*** Data shown ***

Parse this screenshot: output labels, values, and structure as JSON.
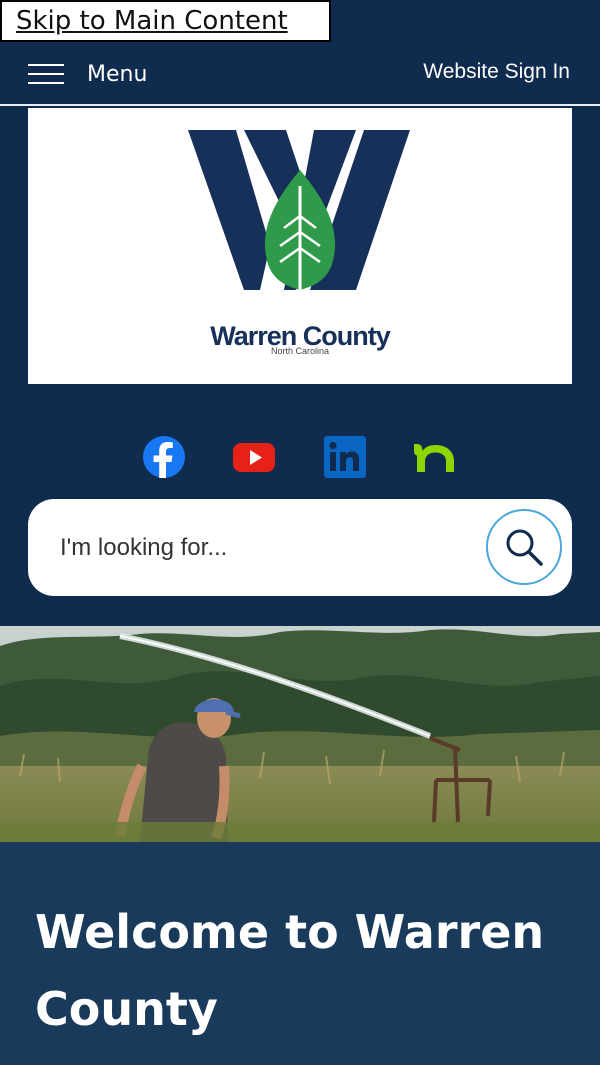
{
  "skip_link": "Skip to Main Content",
  "header": {
    "menu_label": "Menu",
    "signin_label": "Website Sign In"
  },
  "logo": {
    "title": "Warren County",
    "subtitle": "North Carolina"
  },
  "social": {
    "items": [
      {
        "icon": "facebook-icon",
        "color": "#1877f2"
      },
      {
        "icon": "youtube-icon",
        "color": "#e62117"
      },
      {
        "icon": "linkedin-icon",
        "color": "#0a66c2"
      },
      {
        "icon": "nextdoor-icon",
        "color": "#8ed500"
      }
    ]
  },
  "search": {
    "placeholder": "I'm looking for...",
    "button_icon": "search-icon"
  },
  "welcome": {
    "heading": "Welcome to Warren County"
  },
  "colors": {
    "navy": "#0f2b4d",
    "welcome_bg": "#193a5a",
    "leaf_green": "#2e9a4a",
    "search_border": "#4aa7d8"
  }
}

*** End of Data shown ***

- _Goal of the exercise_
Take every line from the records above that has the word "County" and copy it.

- _Answer section_
    "title": "Warren County",
    "heading": "Welcome to Warren County"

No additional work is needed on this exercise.